Anyway, back to my particular Pine Nut Pony: In fall of 2007, Edona Miller told me about three Pine Nut ponies that were at the Colusa adoption. The others got adopted but the little bay didn't. I said, shoot, I would have taken him had I been there. And then I went way out on a limb and said that if ever she or Jason or anybody else was up at Litchfield and had room in their trailer, I would take the colt if they brought him down. Well, right before Thanksgiving 2007, Edona was up at Litchfield and she had room in her trailer...
So that's how I got the Pine Nut Pony. I couldn't figure out how a Pine Nut colt happened to be in captivity at all, let alone in California, because I knew it has been a few years since the Pine Nut herd was gathered, and most were sent to long-term holding. It was unlikely any would be in the adoption pipeline, especially in California. Edona said Viddell told her it had something to do with LRTC. So I wrote Willis and got the scoop. It seems a small band of Pine Nut Ponies had wandered into an upscale neighborhood and upset the residents.
So BLM came out and caught them but instead of taking them to Palomino Valley, they placed them with a group called the Fish Creek Posse, a volunteer wild horse advocacy group - I had never heard of them until now. That group brought them into California, hoping to get them adopted at LRTC's Brentwood adoption in October. One did, and the others were picked up by California BLM and taken to the Colusa adoption, where, as I already said, the bay was not adopted. He went to the Litchfield Corrals, and Edona brought him to her house and we went and picked him up.
Pine Nut comes home - met by the Welcoming Committee
Oh, Boy! This is EXCITING!
Here he comes!
|Let the Gentling Begin!|

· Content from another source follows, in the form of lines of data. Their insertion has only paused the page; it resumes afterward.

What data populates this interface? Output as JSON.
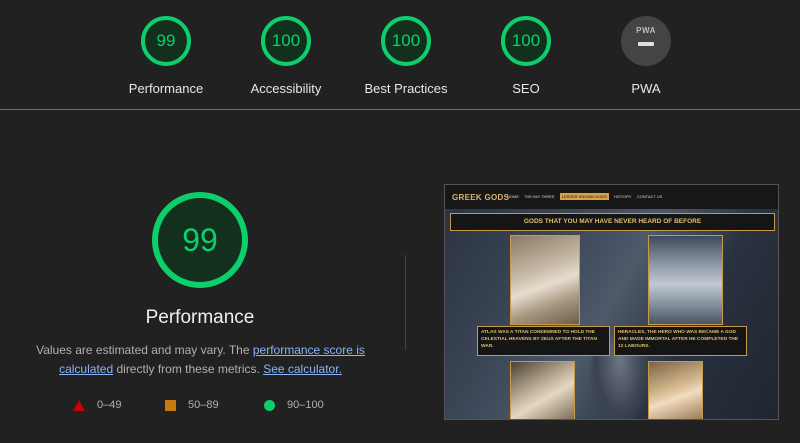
{
  "scores": [
    {
      "value": "99",
      "label": "Performance"
    },
    {
      "value": "100",
      "label": "Accessibility"
    },
    {
      "value": "100",
      "label": "Best Practices"
    },
    {
      "value": "100",
      "label": "SEO"
    }
  ],
  "pwa": {
    "badge": "PWA",
    "label": "PWA"
  },
  "main": {
    "score": "99",
    "title": "Performance",
    "desc_pre": "Values are estimated and may vary. The ",
    "desc_link1": "performance score is calculated",
    "desc_mid": " directly from these metrics. ",
    "desc_link2": "See calculator."
  },
  "legend": {
    "fail": "0–49",
    "average": "50–89",
    "pass": "90–100"
  },
  "colors": {
    "pass": "#0cce6b",
    "average": "#c57a12",
    "fail": "#cc0000",
    "link": "#8ab4f8"
  },
  "screenshot": {
    "logo": "GREEK GODS",
    "nav": [
      "HOME",
      "THE BIG THREE",
      "LESSER KNOWN GODS",
      "HISTORY",
      "CONTACT US"
    ],
    "banner": "GODS THAT YOU MAY HAVE NEVER HEARD OF BEFORE",
    "caption1": "ATLAS WAS A TITAN CONDEMNED TO HOLD THE CELESTIAL HEAVENS BY ZEUS AFTER THE TITAN WAR.",
    "caption2": "HERACLES, THE HERO WHO WAS BECAME A GOD AND MADE IMMORTAL AFTER HE COMPLETED THE 12 LABOURS."
  }
}
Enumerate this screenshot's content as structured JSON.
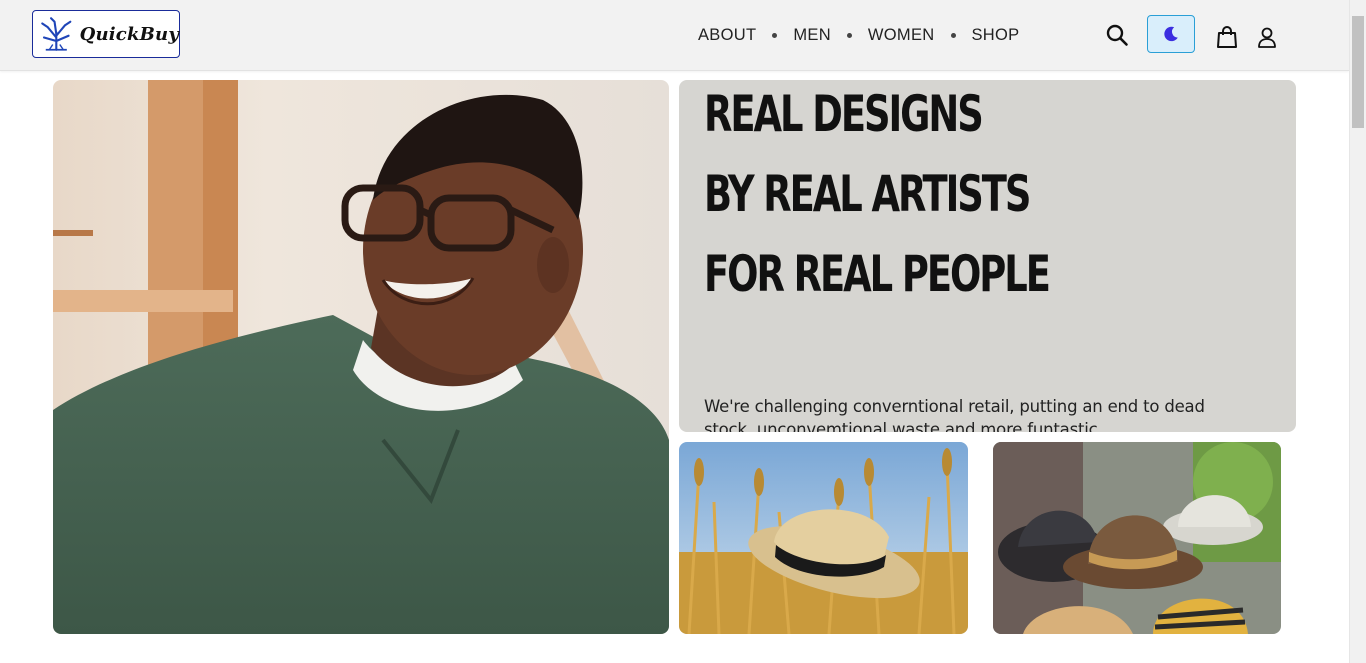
{
  "header": {
    "logo_text": "QuickBuy",
    "nav": [
      {
        "label": "ABOUT"
      },
      {
        "label": "MEN"
      },
      {
        "label": "WOMEN"
      },
      {
        "label": "SHOP"
      }
    ],
    "icons": [
      "search-icon",
      "moon-icon",
      "shopping-bag-icon",
      "user-icon"
    ]
  },
  "hero": {
    "lines": [
      "REAL DESIGNS",
      "BY REAL ARTISTS",
      "FOR REAL PEOPLE"
    ],
    "subtitle": "We're challenging converntional retail, putting an end to dead stock, unconvemtional waste and more funtastic"
  },
  "colors": {
    "accent": "#2a9fd6",
    "theme_button_bg": "#d9eefb",
    "moon": "#3b2ee0",
    "promo_bg": "#d6d5d1",
    "logo_border": "#1a2c9a"
  }
}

For the first couple of weeks we did this dance of asking him to turn toward me and yield his hinds, and rewarding that and then asking again.
Pretty soon he began to catch on and would take a step or two toward me. After about two weeks or so I was able to get a soft rope around his neck and to makeshift a simple halter to begin teaching leading and other ground skills

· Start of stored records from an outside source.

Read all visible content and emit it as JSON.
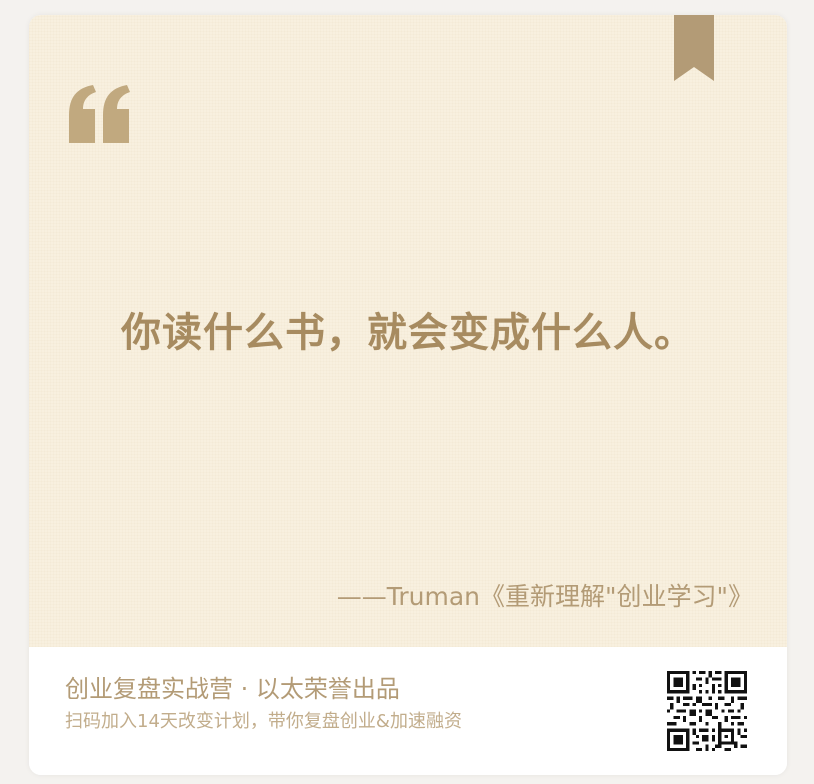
{
  "quote": {
    "text": "你读什么书，就会变成什么人。",
    "attribution": "——Truman《重新理解\"创业学习\"》"
  },
  "footer": {
    "title": "创业复盘实战营 · 以太荣誉出品",
    "subtitle": "扫码加入14天改变计划，带你复盘创业&加速融资"
  },
  "icons": {
    "quote_mark": "open-quote-icon",
    "bookmark": "bookmark-ribbon-icon",
    "qr": "qr-code"
  },
  "colors": {
    "panel_background": "#f8f0df",
    "quote_text": "#a78b60",
    "accent": "#b39b76",
    "footer_background": "#ffffff"
  }
}
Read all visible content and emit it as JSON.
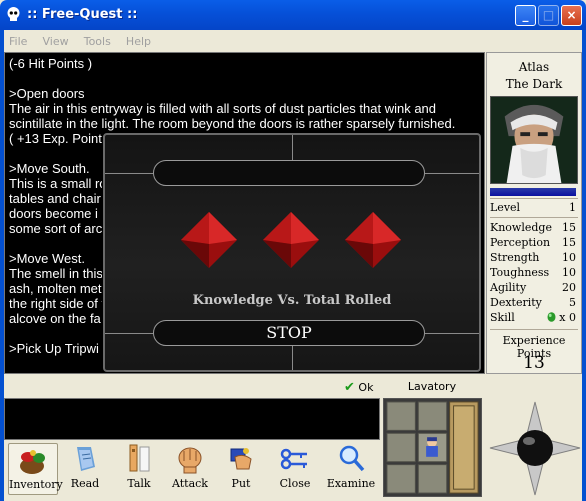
{
  "window": {
    "title": ":: Free-Quest ::"
  },
  "menu": [
    "File",
    "View",
    "Tools",
    "Help"
  ],
  "log": [
    "(-6 Hit Points )",
    ">Open doors\nThe air in this entryway is filled with all sorts of dust particles that wink and scintillate in the light. The room beyond the doors is rather sparsely furnished.\n( +13 Exp. Points",
    ">Move South.\nThis is a small ro\ntables and chair\ndoors become i\nsome sort of arc",
    ">Move West.\nThe smell in this\nash, molten meta\nthe right side of t\nalcove on the fa",
    ">Pick Up Tripwi"
  ],
  "dialog": {
    "label": "Knowledge Vs. Total Rolled",
    "stop": "STOP",
    "dice_count": 3,
    "dice_color": "#c01818"
  },
  "character": {
    "name": "Atlas",
    "epithet": "The Dark",
    "level_label": "Level",
    "level": "1",
    "stats": [
      {
        "label": "Knowledge",
        "value": "15"
      },
      {
        "label": "Perception",
        "value": "15"
      },
      {
        "label": "Strength",
        "value": "10"
      },
      {
        "label": "Toughness",
        "value": "10"
      },
      {
        "label": "Agility",
        "value": "20"
      },
      {
        "label": "Dexterity",
        "value": "5"
      },
      {
        "label": "Skill",
        "value": "x 0"
      }
    ],
    "exp_label": "Experience Points",
    "exp_value": "13"
  },
  "status": {
    "ok_label": "Ok"
  },
  "location": {
    "room": "Lavatory"
  },
  "toolbar": [
    {
      "label": "Inventory",
      "icon": "bag-icon"
    },
    {
      "label": "Read",
      "icon": "scroll-icon"
    },
    {
      "label": "Talk",
      "icon": "speech-icon"
    },
    {
      "label": "Attack",
      "icon": "fist-icon"
    },
    {
      "label": "Put",
      "icon": "hand-drop-icon"
    },
    {
      "label": "Close",
      "icon": "keys-icon"
    },
    {
      "label": "Examine",
      "icon": "magnifier-icon"
    }
  ],
  "colors": {
    "accent": "#0450d0",
    "log_bg": "#000000",
    "xp_bar": "#1a2aa8"
  }
}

A couple of days after Christmas, I got a real halter and lead rope on him
With a real halter and lead rope I could begin teaching all his ground skills

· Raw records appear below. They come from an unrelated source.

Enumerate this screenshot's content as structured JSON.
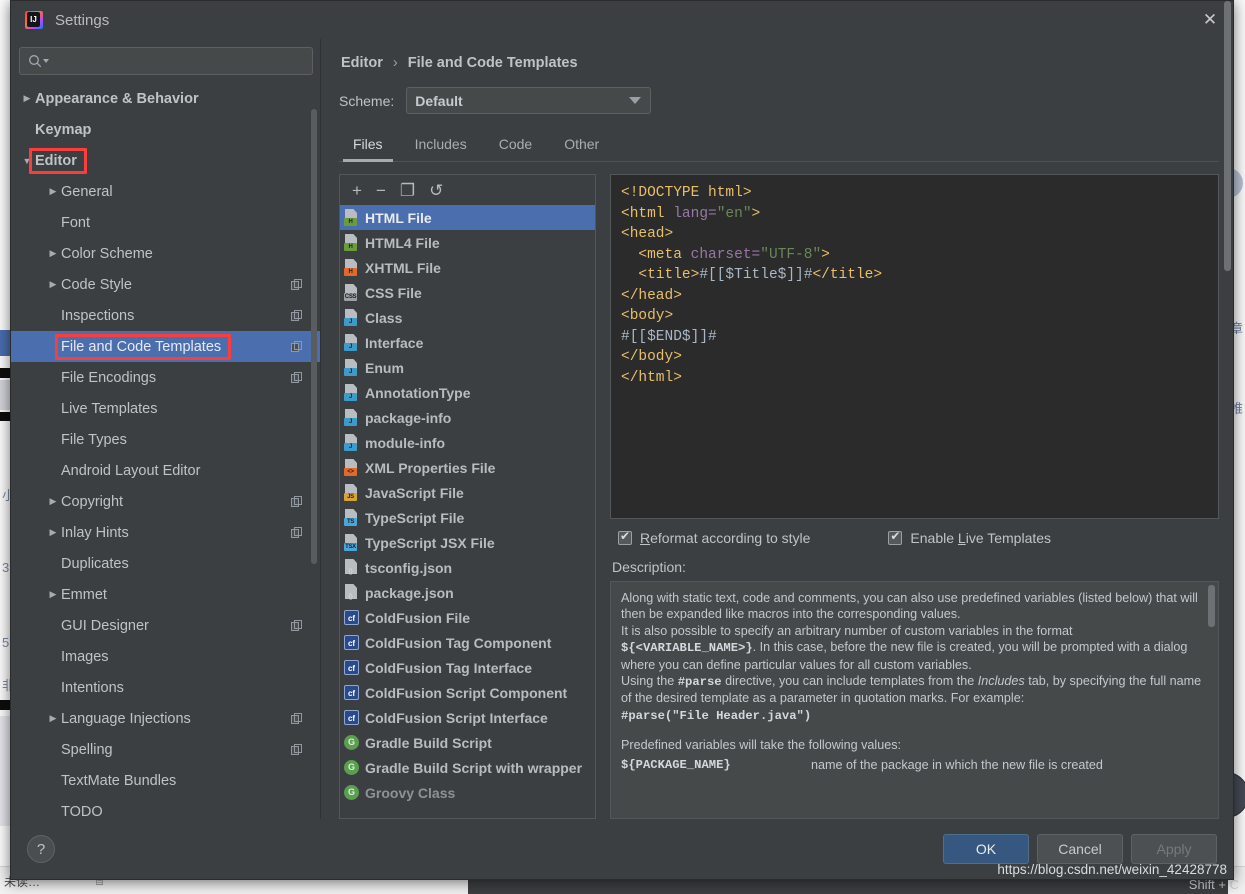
{
  "window": {
    "title": "Settings",
    "app_icon": "intellij-idea-icon",
    "close_icon": "close-icon"
  },
  "sidebar": {
    "search": {
      "placeholder": "",
      "value": "",
      "icon": "search-icon"
    },
    "items": [
      {
        "label": "Appearance & Behavior",
        "arrow": "collapsed",
        "indent": 0,
        "bold": true,
        "badge": false,
        "selected": false
      },
      {
        "label": "Keymap",
        "arrow": "none",
        "indent": 0,
        "bold": true,
        "badge": false,
        "selected": false
      },
      {
        "label": "Editor",
        "arrow": "expanded",
        "indent": 0,
        "bold": true,
        "badge": false,
        "selected": false,
        "highlight": true
      },
      {
        "label": "General",
        "arrow": "collapsed",
        "indent": 1,
        "bold": false,
        "badge": false,
        "selected": false
      },
      {
        "label": "Font",
        "arrow": "none",
        "indent": 1,
        "bold": false,
        "badge": false,
        "selected": false
      },
      {
        "label": "Color Scheme",
        "arrow": "collapsed",
        "indent": 1,
        "bold": false,
        "badge": false,
        "selected": false
      },
      {
        "label": "Code Style",
        "arrow": "collapsed",
        "indent": 1,
        "bold": false,
        "badge": true,
        "selected": false
      },
      {
        "label": "Inspections",
        "arrow": "none",
        "indent": 1,
        "bold": false,
        "badge": true,
        "selected": false
      },
      {
        "label": "File and Code Templates",
        "arrow": "none",
        "indent": 1,
        "bold": false,
        "badge": true,
        "selected": true,
        "highlight": true
      },
      {
        "label": "File Encodings",
        "arrow": "none",
        "indent": 1,
        "bold": false,
        "badge": true,
        "selected": false
      },
      {
        "label": "Live Templates",
        "arrow": "none",
        "indent": 1,
        "bold": false,
        "badge": false,
        "selected": false
      },
      {
        "label": "File Types",
        "arrow": "none",
        "indent": 1,
        "bold": false,
        "badge": false,
        "selected": false
      },
      {
        "label": "Android Layout Editor",
        "arrow": "none",
        "indent": 1,
        "bold": false,
        "badge": false,
        "selected": false
      },
      {
        "label": "Copyright",
        "arrow": "collapsed",
        "indent": 1,
        "bold": false,
        "badge": true,
        "selected": false
      },
      {
        "label": "Inlay Hints",
        "arrow": "collapsed",
        "indent": 1,
        "bold": false,
        "badge": true,
        "selected": false
      },
      {
        "label": "Duplicates",
        "arrow": "none",
        "indent": 1,
        "bold": false,
        "badge": false,
        "selected": false
      },
      {
        "label": "Emmet",
        "arrow": "collapsed",
        "indent": 1,
        "bold": false,
        "badge": false,
        "selected": false
      },
      {
        "label": "GUI Designer",
        "arrow": "none",
        "indent": 1,
        "bold": false,
        "badge": true,
        "selected": false
      },
      {
        "label": "Images",
        "arrow": "none",
        "indent": 1,
        "bold": false,
        "badge": false,
        "selected": false
      },
      {
        "label": "Intentions",
        "arrow": "none",
        "indent": 1,
        "bold": false,
        "badge": false,
        "selected": false
      },
      {
        "label": "Language Injections",
        "arrow": "collapsed",
        "indent": 1,
        "bold": false,
        "badge": true,
        "selected": false
      },
      {
        "label": "Spelling",
        "arrow": "none",
        "indent": 1,
        "bold": false,
        "badge": true,
        "selected": false
      },
      {
        "label": "TextMate Bundles",
        "arrow": "none",
        "indent": 1,
        "bold": false,
        "badge": false,
        "selected": false
      },
      {
        "label": "TODO",
        "arrow": "none",
        "indent": 1,
        "bold": false,
        "badge": false,
        "selected": false
      }
    ]
  },
  "content": {
    "breadcrumb": {
      "parent": "Editor",
      "separator": "›",
      "current": "File and Code Templates"
    },
    "scheme": {
      "label": "Scheme:",
      "value": "Default",
      "arrow_icon": "chevron-down-icon"
    },
    "tabs": [
      {
        "label": "Files",
        "active": true
      },
      {
        "label": "Includes",
        "active": false
      },
      {
        "label": "Code",
        "active": false
      },
      {
        "label": "Other",
        "active": false
      }
    ],
    "toolbar": [
      {
        "icon": "plus-icon",
        "glyph": "+"
      },
      {
        "icon": "minus-icon",
        "glyph": "−"
      },
      {
        "icon": "copy-icon",
        "glyph": "❐"
      },
      {
        "icon": "reset-icon",
        "glyph": "↺"
      }
    ],
    "templates": [
      {
        "label": "HTML File",
        "icon": "html-file-icon",
        "badge_text": "H",
        "badge_color": "#6a9c3b",
        "style": "file",
        "selected": true
      },
      {
        "label": "HTML4 File",
        "icon": "html4-file-icon",
        "badge_text": "H",
        "badge_color": "#6a9c3b",
        "style": "file",
        "selected": false
      },
      {
        "label": "XHTML File",
        "icon": "xhtml-file-icon",
        "badge_text": "H",
        "badge_color": "#e06a2b",
        "style": "file",
        "selected": false
      },
      {
        "label": "CSS File",
        "icon": "css-file-icon",
        "badge_text": "CSS",
        "badge_color": "#9aa0a6",
        "style": "file",
        "selected": false
      },
      {
        "label": "Class",
        "icon": "java-class-icon",
        "badge_text": "J",
        "badge_color": "#3d9bc9",
        "style": "file",
        "selected": false
      },
      {
        "label": "Interface",
        "icon": "java-interface-icon",
        "badge_text": "J",
        "badge_color": "#3d9bc9",
        "style": "file",
        "selected": false
      },
      {
        "label": "Enum",
        "icon": "java-enum-icon",
        "badge_text": "J",
        "badge_color": "#3d9bc9",
        "style": "file",
        "selected": false
      },
      {
        "label": "AnnotationType",
        "icon": "java-annotation-icon",
        "badge_text": "J",
        "badge_color": "#3d9bc9",
        "style": "file",
        "selected": false
      },
      {
        "label": "package-info",
        "icon": "package-info-icon",
        "badge_text": "J",
        "badge_color": "#3d9bc9",
        "style": "file",
        "selected": false
      },
      {
        "label": "module-info",
        "icon": "module-info-icon",
        "badge_text": "J",
        "badge_color": "#3d9bc9",
        "style": "file",
        "selected": false
      },
      {
        "label": "XML Properties File",
        "icon": "xml-file-icon",
        "badge_text": "<>",
        "badge_color": "#e06a2b",
        "style": "file",
        "selected": false
      },
      {
        "label": "JavaScript File",
        "icon": "javascript-file-icon",
        "badge_text": "JS",
        "badge_color": "#d8a23a",
        "style": "file",
        "selected": false
      },
      {
        "label": "TypeScript File",
        "icon": "typescript-file-icon",
        "badge_text": "TS",
        "badge_color": "#4aa6d8",
        "style": "file",
        "selected": false
      },
      {
        "label": "TypeScript JSX File",
        "icon": "tsx-file-icon",
        "badge_text": "TSX",
        "badge_color": "#4aa6d8",
        "style": "file",
        "selected": false
      },
      {
        "label": "tsconfig.json",
        "icon": "json-file-icon",
        "badge_text": "{}",
        "badge_color": "#8f9499",
        "style": "json",
        "selected": false
      },
      {
        "label": "package.json",
        "icon": "json-file-icon",
        "badge_text": "{}",
        "badge_color": "#8f9499",
        "style": "json",
        "selected": false
      },
      {
        "label": "ColdFusion File",
        "icon": "coldfusion-icon",
        "badge_text": "cf",
        "badge_color": "#2b4a8c",
        "style": "square",
        "selected": false
      },
      {
        "label": "ColdFusion Tag Component",
        "icon": "coldfusion-icon",
        "badge_text": "cf",
        "badge_color": "#2b4a8c",
        "style": "square",
        "selected": false
      },
      {
        "label": "ColdFusion Tag Interface",
        "icon": "coldfusion-icon",
        "badge_text": "cf",
        "badge_color": "#2b4a8c",
        "style": "square",
        "selected": false
      },
      {
        "label": "ColdFusion Script Component",
        "icon": "coldfusion-icon",
        "badge_text": "cf",
        "badge_color": "#2b4a8c",
        "style": "square",
        "selected": false
      },
      {
        "label": "ColdFusion Script Interface",
        "icon": "coldfusion-icon",
        "badge_text": "cf",
        "badge_color": "#2b4a8c",
        "style": "square",
        "selected": false
      },
      {
        "label": "Gradle Build Script",
        "icon": "gradle-icon",
        "badge_text": "G",
        "badge_color": "#5a9e4f",
        "style": "round",
        "selected": false
      },
      {
        "label": "Gradle Build Script with wrapper",
        "icon": "gradle-icon",
        "badge_text": "G",
        "badge_color": "#5a9e4f",
        "style": "round",
        "selected": false
      },
      {
        "label": "Groovy Class",
        "icon": "groovy-icon",
        "badge_text": "G",
        "badge_color": "#5a9e4f",
        "style": "round",
        "selected": false,
        "dim": true
      }
    ],
    "code": [
      [
        {
          "t": "<!DOCTYPE html>",
          "c": "tg"
        }
      ],
      [
        {
          "t": "<html ",
          "c": "tg"
        },
        {
          "t": "lang=",
          "c": "at"
        },
        {
          "t": "\"en\"",
          "c": "st"
        },
        {
          "t": ">",
          "c": "tg"
        }
      ],
      [
        {
          "t": "<head>",
          "c": "tg"
        }
      ],
      [
        {
          "t": "  <meta ",
          "c": "tg"
        },
        {
          "t": "charset=",
          "c": "at"
        },
        {
          "t": "\"UTF-8\"",
          "c": "st"
        },
        {
          "t": ">",
          "c": "tg"
        }
      ],
      [
        {
          "t": "  <title>",
          "c": "tg"
        },
        {
          "t": "#[[$Title$]]#",
          "c": "pl"
        },
        {
          "t": "</title>",
          "c": "tg"
        }
      ],
      [
        {
          "t": "</head>",
          "c": "tg"
        }
      ],
      [
        {
          "t": "<body>",
          "c": "tg"
        }
      ],
      [
        {
          "t": "#[[$END$]]#",
          "c": "pl"
        }
      ],
      [
        {
          "t": "</body>",
          "c": "tg"
        }
      ],
      [
        {
          "t": "</html>",
          "c": "tg"
        }
      ]
    ],
    "checkboxes": [
      {
        "label_pre": "",
        "label_key": "R",
        "label_post": "eformat according to style",
        "checked": true,
        "name": "reformat-according-to-style-checkbox"
      },
      {
        "label_pre": "Enable ",
        "label_key": "L",
        "label_post": "ive Templates",
        "checked": true,
        "name": "enable-live-templates-checkbox"
      }
    ],
    "description_title": "Description:",
    "description": {
      "paragraphs": [
        "Along with static text, code and comments, you can also use predefined variables (listed below) that will then be expanded like macros into the corresponding values.",
        "It is also possible to specify an arbitrary number of custom variables in the format",
        "${<VARIABLE_NAME>}",
        ". In this case, before the new file is created, you will be prompted with a dialog where you can define particular values for all custom variables.",
        "Using the ",
        "#parse",
        " directive, you can include templates from the ",
        "Includes",
        " tab, by specifying the full name of the desired template as a parameter in quotation marks. For example:",
        "#parse(\"File Header.java\")",
        "Predefined variables will take the following values:"
      ],
      "variables": [
        {
          "name": "${PACKAGE_NAME}",
          "description": "name of the package in which the new file is created"
        }
      ]
    }
  },
  "footer": {
    "help_label": "?",
    "help_icon": "question-mark-icon",
    "buttons": [
      {
        "label": "OK",
        "kind": "primary",
        "name": "ok-button"
      },
      {
        "label": "Cancel",
        "kind": "normal",
        "name": "cancel-button"
      },
      {
        "label": "Apply",
        "kind": "disabled",
        "name": "apply-button"
      }
    ]
  },
  "watermark": "https://blog.csdn.net/weixin_42428778",
  "background": {
    "status_left": "未读…",
    "shift_hint": "Shift + C",
    "glyphs": [
      "小",
      "3",
      "5",
      "非"
    ],
    "cjk": [
      "章",
      "椎"
    ]
  },
  "colors": {
    "dialog_bg": "#3c3f41",
    "selection_blue": "#4b6eaf",
    "highlight_red": "#fc3d3d",
    "primary_button": "#365880",
    "editor_bg": "#2b2b2b"
  }
}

In January I began taking him out for walks.
In mid-January I was able to take him to a Jerry Tindell Colt Starting CLinic. We made so much progress in just two days, it was great!
By mid-February he was doing tricks!
Our niece, MacKenzie Kerson, visited in July 2008 - she LOVED brushing Piney, and Piney took a real liking to her, too. He stood very still for a very long time, and seemed to feel honored to have such a nice little girl pay attention to him.
|Most of the spring I worked Piney only occasionally and lightly, mainly just let him settle in with the herd and "be a horse."|
In July I started training him again. He has matured a lot, gotten more comfortable and relaxed, and learns so quickly! He wants to please, and he usually "gets it" in just a few tries.
In August I took him back to a Jerry Tindell clinic to get some help with sacking out work. I wanted to make sure I didn't just get into a fight with him and find myself unable to get out of it. With Jerry's help, Piney worked through that scary plastic bag just fine and came home a much softer, less skittish fellow than before. Flag work (or ropes or plastic bags on a stick or whatever) is so important in developing a soft, reliable, not-overly-reactive horse.
Piney came up onto the deck for Holiday festivities in December
In May of 2009, Piney walked with Sparky in the "Parade of Adopted Mustangs"
He stood tied very nicely
Here's Mike taking him around as an "ambassador" Mustang
Driving Mr. Pine Nut
Piney at the 2012 Western States Horse Expo in Sacramento.